13 References 1. Nellis, W. J., 2000, Scientific American 2. Bogdanoff, D.W., Optimization study of the Ames 0.5'' two-stage light gas gun, International Journal of Impact Engineering, 1997, Vol. 20, No. 1-5, pp Higgins, A.J., A Comparison of Distributed Injection Hypervelocity Accelerators, AIAA , 33 rd AIAA/ASME/SAE/ASEE Joint Propulsion Conference and Exhibit, Seattle, WA, Gilreath, H.E., Fristrom, R.M., and Molder, S., The Distributed Injection Ballistic Launcher, Johns Hopkins APL Technical Digest, Vol. 9, No. 3, 1998, pp Azoury, P.H. Engineering Applications of Unsteady Fluid Flow, Wiley, 1992.) 6. Bird, G. A., Molecular Gas Dynamics and the Direct Simulation of Gas Flows, Oxford Engineering Science Series, Vol. 42, Alexander, F.J.; and Garcia, A.L, The direct simulation Monte Carlo method, Computers In Physics, 1997 NOV-DEC, Vol. 11 No. 6, pp Bird, G.A., Impact of a freely expanding gas on a wall, The Physics of Fluids, Vol. 16, No. 11, pp , Alder, B., Highly discretized dynamics, Physica A, Vol. 240, pp , Donea, J., An Arbitrary Lagrangian-Eulerian Finite Element Method for Transient Fluid- Structure Interactions, Comp.
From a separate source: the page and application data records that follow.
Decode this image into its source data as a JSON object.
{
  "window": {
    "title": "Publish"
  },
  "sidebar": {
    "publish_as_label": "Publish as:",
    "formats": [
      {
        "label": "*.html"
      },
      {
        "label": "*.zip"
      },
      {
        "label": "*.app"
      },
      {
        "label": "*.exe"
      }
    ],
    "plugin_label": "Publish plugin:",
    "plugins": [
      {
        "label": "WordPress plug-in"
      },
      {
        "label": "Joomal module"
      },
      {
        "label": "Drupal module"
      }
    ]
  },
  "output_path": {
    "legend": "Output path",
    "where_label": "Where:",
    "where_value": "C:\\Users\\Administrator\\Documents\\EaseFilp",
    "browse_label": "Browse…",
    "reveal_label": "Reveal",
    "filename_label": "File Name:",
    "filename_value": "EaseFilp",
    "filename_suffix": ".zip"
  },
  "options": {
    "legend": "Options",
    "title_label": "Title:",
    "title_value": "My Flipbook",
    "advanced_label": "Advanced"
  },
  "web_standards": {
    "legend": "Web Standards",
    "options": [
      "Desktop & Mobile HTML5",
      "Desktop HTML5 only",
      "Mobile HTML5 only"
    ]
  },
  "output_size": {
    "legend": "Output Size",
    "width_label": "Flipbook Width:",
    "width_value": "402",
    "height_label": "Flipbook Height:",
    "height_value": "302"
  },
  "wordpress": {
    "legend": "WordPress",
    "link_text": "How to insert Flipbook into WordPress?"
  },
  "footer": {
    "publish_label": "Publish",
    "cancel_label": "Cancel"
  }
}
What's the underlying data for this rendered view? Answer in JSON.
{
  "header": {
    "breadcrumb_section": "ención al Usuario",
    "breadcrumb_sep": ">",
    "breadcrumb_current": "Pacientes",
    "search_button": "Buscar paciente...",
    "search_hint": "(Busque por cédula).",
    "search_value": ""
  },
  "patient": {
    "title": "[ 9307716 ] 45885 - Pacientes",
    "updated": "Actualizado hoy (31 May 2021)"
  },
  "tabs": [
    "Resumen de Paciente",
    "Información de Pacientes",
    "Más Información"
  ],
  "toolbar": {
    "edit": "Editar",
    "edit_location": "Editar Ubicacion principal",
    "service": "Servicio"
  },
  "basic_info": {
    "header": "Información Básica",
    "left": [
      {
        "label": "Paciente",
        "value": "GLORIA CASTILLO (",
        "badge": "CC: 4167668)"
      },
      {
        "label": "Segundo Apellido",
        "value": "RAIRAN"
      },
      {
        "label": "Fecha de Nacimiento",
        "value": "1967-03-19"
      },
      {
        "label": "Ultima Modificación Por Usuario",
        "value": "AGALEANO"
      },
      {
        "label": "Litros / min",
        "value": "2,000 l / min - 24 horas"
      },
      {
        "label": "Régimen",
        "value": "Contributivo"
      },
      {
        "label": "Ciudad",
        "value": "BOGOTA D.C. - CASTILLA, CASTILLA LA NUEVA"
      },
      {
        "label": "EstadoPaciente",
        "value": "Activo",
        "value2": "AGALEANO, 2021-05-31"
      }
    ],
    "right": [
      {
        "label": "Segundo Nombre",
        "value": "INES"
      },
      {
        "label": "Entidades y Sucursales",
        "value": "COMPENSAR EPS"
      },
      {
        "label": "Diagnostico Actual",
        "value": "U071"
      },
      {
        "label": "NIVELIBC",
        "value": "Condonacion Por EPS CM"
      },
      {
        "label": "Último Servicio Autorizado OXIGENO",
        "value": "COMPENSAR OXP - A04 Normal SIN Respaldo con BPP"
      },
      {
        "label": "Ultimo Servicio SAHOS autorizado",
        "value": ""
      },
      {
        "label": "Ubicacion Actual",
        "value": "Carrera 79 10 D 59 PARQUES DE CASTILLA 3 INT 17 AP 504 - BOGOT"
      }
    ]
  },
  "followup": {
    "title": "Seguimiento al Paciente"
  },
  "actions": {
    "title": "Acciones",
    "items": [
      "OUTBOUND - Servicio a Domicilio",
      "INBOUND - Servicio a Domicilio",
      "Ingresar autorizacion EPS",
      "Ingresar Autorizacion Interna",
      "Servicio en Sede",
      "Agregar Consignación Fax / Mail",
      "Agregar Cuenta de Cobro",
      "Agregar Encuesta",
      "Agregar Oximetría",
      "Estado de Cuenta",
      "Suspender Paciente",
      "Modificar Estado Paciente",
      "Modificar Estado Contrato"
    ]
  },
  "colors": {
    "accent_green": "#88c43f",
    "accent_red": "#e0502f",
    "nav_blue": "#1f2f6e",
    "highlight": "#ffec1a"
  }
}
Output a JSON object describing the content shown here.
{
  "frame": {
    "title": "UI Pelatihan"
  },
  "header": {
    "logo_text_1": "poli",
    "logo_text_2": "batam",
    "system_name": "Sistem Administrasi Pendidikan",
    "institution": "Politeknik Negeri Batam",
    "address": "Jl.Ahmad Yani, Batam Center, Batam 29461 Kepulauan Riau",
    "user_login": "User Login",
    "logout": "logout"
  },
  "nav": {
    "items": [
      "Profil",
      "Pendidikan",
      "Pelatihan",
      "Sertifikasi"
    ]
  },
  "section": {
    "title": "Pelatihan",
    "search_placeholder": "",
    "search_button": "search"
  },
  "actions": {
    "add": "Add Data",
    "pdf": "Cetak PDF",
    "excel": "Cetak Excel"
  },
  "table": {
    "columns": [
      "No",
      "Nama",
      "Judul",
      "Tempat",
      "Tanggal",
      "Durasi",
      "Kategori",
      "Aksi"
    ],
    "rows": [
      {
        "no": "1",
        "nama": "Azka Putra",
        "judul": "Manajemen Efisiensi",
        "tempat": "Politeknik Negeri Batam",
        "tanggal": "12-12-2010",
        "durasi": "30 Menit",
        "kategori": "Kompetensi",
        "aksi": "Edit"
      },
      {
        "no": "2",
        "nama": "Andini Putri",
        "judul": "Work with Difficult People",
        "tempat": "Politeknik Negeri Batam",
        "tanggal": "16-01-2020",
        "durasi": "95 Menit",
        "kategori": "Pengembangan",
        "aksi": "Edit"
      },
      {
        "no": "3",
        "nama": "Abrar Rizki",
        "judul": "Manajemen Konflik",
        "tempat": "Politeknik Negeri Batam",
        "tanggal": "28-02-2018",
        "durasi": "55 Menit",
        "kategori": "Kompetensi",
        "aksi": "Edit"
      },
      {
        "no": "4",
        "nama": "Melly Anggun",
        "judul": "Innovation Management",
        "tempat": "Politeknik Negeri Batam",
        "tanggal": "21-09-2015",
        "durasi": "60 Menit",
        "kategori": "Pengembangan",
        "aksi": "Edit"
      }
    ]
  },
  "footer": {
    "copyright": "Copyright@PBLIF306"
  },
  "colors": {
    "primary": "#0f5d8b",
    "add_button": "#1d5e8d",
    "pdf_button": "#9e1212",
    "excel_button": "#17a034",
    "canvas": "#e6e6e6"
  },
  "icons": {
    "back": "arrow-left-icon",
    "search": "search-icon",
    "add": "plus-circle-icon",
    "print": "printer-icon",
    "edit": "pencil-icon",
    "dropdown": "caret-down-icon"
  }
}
Meth.Appl. Mech. Engng., Vol. 33, pp , Glass, I.I., and Sislian, J.P., Nonstationary Flows and Shock Waves, Oxford, Seigel, A.E., The Theory of High Speed Guns, NATO AGARGograph 91, 1965.